> **Activity**: Your answer should be every line of the entries that has the string "attachment" in it.
# # #
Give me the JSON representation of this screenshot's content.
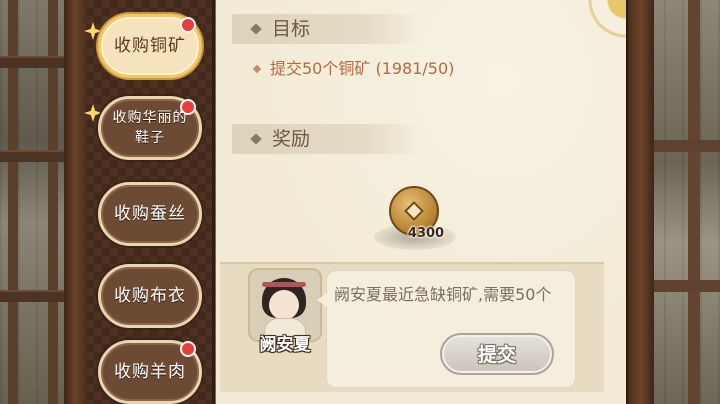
{
  "sidebar": {
    "tabs": [
      {
        "label": "收购铜矿",
        "active": true,
        "badge": true
      },
      {
        "label": "收购华丽的鞋子",
        "active": false,
        "badge": true
      },
      {
        "label": "收购蚕丝",
        "active": false,
        "badge": false
      },
      {
        "label": "收购布衣",
        "active": false,
        "badge": false
      },
      {
        "label": "收购羊肉",
        "active": false,
        "badge": true
      }
    ]
  },
  "quest": {
    "goal_header": "目标",
    "goal_text": "提交50个铜矿 (1981/50)",
    "reward_header": "奖励",
    "reward": {
      "icon": "copper-coin-icon",
      "amount": "4300"
    }
  },
  "npc": {
    "name": "阙安夏",
    "dialogue": "阙安夏最近急缺铜矿,需要50个"
  },
  "actions": {
    "submit_label": "提交"
  },
  "colors": {
    "badge": "#e63f3f",
    "goal_text": "#b36a42",
    "frame": "#4d3021"
  }
}
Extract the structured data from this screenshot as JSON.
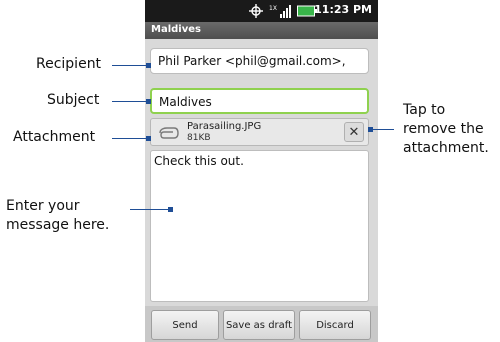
{
  "statusbar": {
    "time": "11:23 PM",
    "icons": [
      "gps-icon",
      "data-signal-icon",
      "battery-icon"
    ]
  },
  "titlebar": {
    "title": "Maldives"
  },
  "compose": {
    "recipient": "Phil Parker <phil@gmail.com>,",
    "subject": "Maldives",
    "attachment": {
      "name": "Parasailing.JPG",
      "size": "81KB"
    },
    "body": "Check this out."
  },
  "buttons": {
    "send": "Send",
    "save_draft": "Save as draft",
    "discard": "Discard"
  },
  "callouts": {
    "recipient": "Recipient",
    "subject": "Subject",
    "attachment": "Attachment",
    "message_line1": "Enter your",
    "message_line2": "message here.",
    "remove_line1": "Tap to",
    "remove_line2": "remove the",
    "remove_line3": "attachment."
  },
  "colors": {
    "callout_line": "#1f4e96",
    "subject_focus": "#8fd14f",
    "status_bar": "#1a1a1a",
    "title_bar": "#555555"
  }
}
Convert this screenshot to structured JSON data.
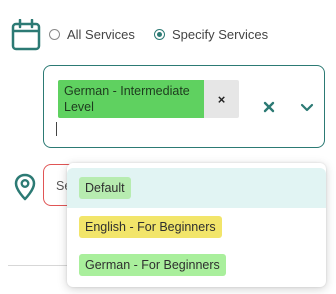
{
  "service_filter": {
    "options": [
      {
        "label": "All Services",
        "selected": false
      },
      {
        "label": "Specify Services",
        "selected": true
      }
    ]
  },
  "services_select": {
    "selected_chips": [
      {
        "label": "German - Intermediate Level",
        "color": "#5fd160"
      }
    ],
    "chip_remove_glyph": "×"
  },
  "location": {
    "placeholder": "Se"
  },
  "dropdown": {
    "options": [
      {
        "label": "Default",
        "color": "#b7ecb0",
        "highlighted": true
      },
      {
        "label": "English - For Beginners",
        "color": "#f2e56a",
        "highlighted": false
      },
      {
        "label": "German - For Beginners",
        "color": "#a9ef9c",
        "highlighted": false
      }
    ]
  },
  "colors": {
    "accent": "#2c7a74",
    "error_border": "#e05555",
    "highlight_row": "#e1f4f3"
  }
}
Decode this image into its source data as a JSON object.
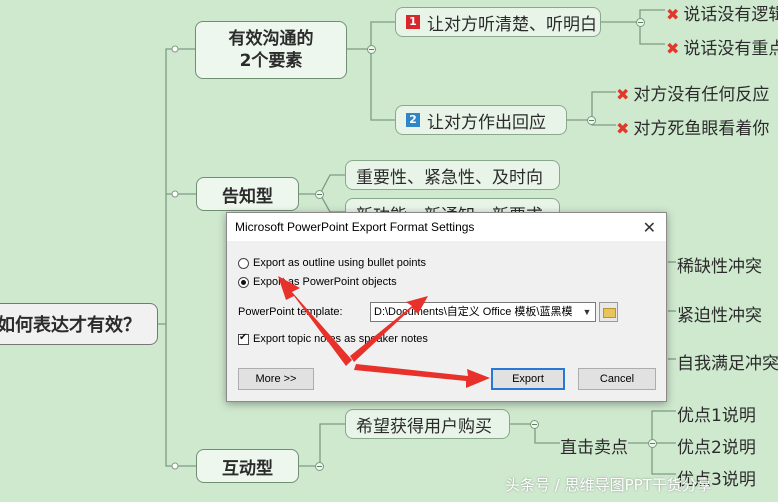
{
  "mindmap": {
    "center": "如何表达才有效？",
    "branches": [
      {
        "label": "有效沟通的\n2个要素"
      },
      {
        "label": "告知型"
      },
      {
        "label": "互动型"
      }
    ],
    "effective": [
      {
        "num": "1",
        "label": "让对方听清楚、听明白",
        "children": [
          "说话没有逻辑",
          "说话没有重点"
        ]
      },
      {
        "num": "2",
        "label": "让对方作出回应",
        "children": [
          "对方没有任何反应",
          "对方死鱼眼看着你"
        ]
      }
    ],
    "inform": [
      "重要性、紧急性、及时向",
      "新功能、新通知、新要求"
    ],
    "conflict": [
      "稀缺性冲突",
      "紧迫性冲突",
      "自我满足冲突"
    ],
    "interactive": {
      "goal": "希望获得用户购买",
      "sell": "直击卖点",
      "points": [
        "优点1说明",
        "优点2说明",
        "优点3说明"
      ]
    },
    "colors": {
      "badge1": "#d9262c",
      "badge2": "#2f86c8",
      "arrow": "#e8312a"
    }
  },
  "dialog": {
    "title": "Microsoft PowerPoint Export Format Settings",
    "close": "✕",
    "option_outline": "Export as outline using bullet points",
    "option_objects": "Export as PowerPoint objects",
    "template_label": "PowerPoint template:",
    "template_value": "D:\\Documents\\自定义 Office 模板\\蓝黑模",
    "notes_label": "Export topic notes as speaker notes",
    "more_button": "More >>",
    "export_button": "Export",
    "cancel_button": "Cancel"
  },
  "watermark": "头条号 / 思维导图PPT干货分享"
}
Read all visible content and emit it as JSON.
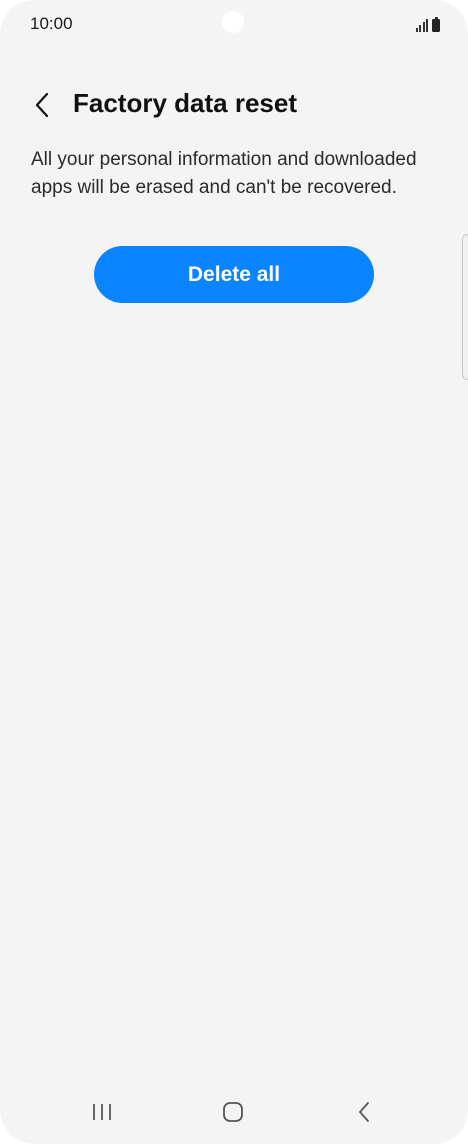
{
  "status_bar": {
    "time": "10:00",
    "icons": [
      "signal-icon",
      "battery-icon"
    ]
  },
  "header": {
    "back_icon": "chevron-left-icon",
    "title": "Factory data reset"
  },
  "content": {
    "description": "All your personal information and downloaded apps will be erased and can't be recovered.",
    "delete_button_label": "Delete all"
  },
  "colors": {
    "background": "#f4f4f4",
    "accent": "#0a84ff",
    "button_text": "#ffffff",
    "text_primary": "#111111"
  },
  "nav_bar": {
    "icons": [
      "recents-icon",
      "home-icon",
      "back-icon"
    ]
  }
}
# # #
> **Answer for this exercise**:
    "attachment": {
    "attachment": "Attachment",
    "remove_line3": "attachment."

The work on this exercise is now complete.